Asthma Health Center

Font Size

Oral Drops Cut Kids’ Asthma Symptoms

Under-the-Tongue Asthma Therapy Reduces Disease Severity, Research Shows
WebMD Health News
Reviewed by Louise Chang, MD

March 4, 2008 -- An oral alternative to allergy shots shows promise for the treatment of children with allergic asthma, a review of the research shows.

Sublingual immunotherapy (SLIT) involves taking extracts of allergens under the tongue, which triggers asthma and allergies and increases the tolerance to these triggers. It works in the same way that allergy shots reduce allergic sensitivity in many patients over time.

This type of treatment, known as immunotherapy, has been shown effective for allergic respiratory disease when given in injection form in studies. But the value of SLIT therapy for the treatment of asthma, especially in children, has been less clear.

Although a popular treatment for allergies and asthma in many European countries, sublingual therapy has not been approved for use in the U.S.

SLIT Reduces Asthma Symptoms

In the newly published analysis, researchers from Italy's University of Genoa combined the results of nine studies involving 441 children and teens with allergic asthma treated with either sublingual immunotherapy or placebo.

They report that treatment with SLIT was associated with a reduction in symptoms and use of rescue medication for asthma, compared to treatment with placebo.

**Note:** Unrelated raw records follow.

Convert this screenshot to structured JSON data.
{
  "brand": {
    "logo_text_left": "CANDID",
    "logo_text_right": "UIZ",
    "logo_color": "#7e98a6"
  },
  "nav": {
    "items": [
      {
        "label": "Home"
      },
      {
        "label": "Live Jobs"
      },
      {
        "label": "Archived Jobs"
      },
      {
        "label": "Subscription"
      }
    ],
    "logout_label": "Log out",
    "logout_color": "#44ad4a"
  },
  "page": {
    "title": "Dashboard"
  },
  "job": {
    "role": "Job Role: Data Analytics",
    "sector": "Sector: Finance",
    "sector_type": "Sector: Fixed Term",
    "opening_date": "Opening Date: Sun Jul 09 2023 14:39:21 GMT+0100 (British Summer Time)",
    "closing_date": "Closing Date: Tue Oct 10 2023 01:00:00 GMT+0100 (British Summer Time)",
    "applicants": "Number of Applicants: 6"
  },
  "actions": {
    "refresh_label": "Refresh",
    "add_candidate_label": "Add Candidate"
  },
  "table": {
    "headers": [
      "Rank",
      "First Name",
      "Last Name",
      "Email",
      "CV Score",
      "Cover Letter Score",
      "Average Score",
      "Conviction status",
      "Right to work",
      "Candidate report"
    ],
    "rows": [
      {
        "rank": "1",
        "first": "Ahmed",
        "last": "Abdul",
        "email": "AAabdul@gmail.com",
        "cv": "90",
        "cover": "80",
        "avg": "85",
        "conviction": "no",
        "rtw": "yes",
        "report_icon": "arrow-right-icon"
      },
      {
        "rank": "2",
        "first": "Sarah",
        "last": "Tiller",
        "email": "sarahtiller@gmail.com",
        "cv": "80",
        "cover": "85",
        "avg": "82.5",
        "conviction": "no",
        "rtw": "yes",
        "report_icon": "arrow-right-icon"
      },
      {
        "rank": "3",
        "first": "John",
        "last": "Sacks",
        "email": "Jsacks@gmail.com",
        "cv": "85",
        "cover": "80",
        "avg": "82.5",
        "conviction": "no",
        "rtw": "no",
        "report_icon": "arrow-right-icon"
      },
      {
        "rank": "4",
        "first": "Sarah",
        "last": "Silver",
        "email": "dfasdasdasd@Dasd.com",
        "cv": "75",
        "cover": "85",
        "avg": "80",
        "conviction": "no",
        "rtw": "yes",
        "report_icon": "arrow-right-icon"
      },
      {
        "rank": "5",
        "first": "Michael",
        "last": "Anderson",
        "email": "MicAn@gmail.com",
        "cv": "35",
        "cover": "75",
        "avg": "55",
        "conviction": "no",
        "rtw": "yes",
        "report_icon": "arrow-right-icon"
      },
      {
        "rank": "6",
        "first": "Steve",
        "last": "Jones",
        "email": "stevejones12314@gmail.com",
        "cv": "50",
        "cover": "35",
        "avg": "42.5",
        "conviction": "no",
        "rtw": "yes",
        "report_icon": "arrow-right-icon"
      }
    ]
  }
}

More side effects were seen in the SLIT-treated patients, but none involved anaphylaxis, which is a rare, potentially life-threatening complication of injection immunotherapy. The most common side effects noted in the SLIT-treated patients included oral symptoms, nose and eye symptoms, and gastrointestinal symptoms.

Researcher Martin Penagos, MD, and colleagues conclude that SLIT appears to be an effective and safe treatment in children, with the potential to reduce the severity of asthma symptoms over time.

"Due to the favorable safety profile and its potential in modifying the evolution of disease, SLIT is of relevant value in the treatment of asthma in association with standard drug therapy," they write in the March issue of the journal Chest.

Unanswered Questions About SLIT

Because SLIT does not require weekly or even twice-weekly visits to an allergist the way allergy shots do, it has the potential to greatly expand the pool of patients on immunotherapy for allergies and asthma, allergy and asthma specialist Linda S. Cox, MD, tells WebMD.

When Is Your Asthma Worse?

When Is Your Asthma Worse?

Take the WebMD Asthma assessment to get Personalized Action Plan

Start Now

Today on WebMD

Lung and bronchial tube graphic
5 common triggers.
group jogging in park
Should you avoid fitness activities?
asthma inhaler
Learn about your options.
man feeling faint
What’s the difference?
Madison Wisconsin Capitol
woman wearing cpap mask
red wine pouring into glass
Woman holding inhaler
Man outdoors coughing
Lung and bronchial tube graphic
10 Worst Asthma Cities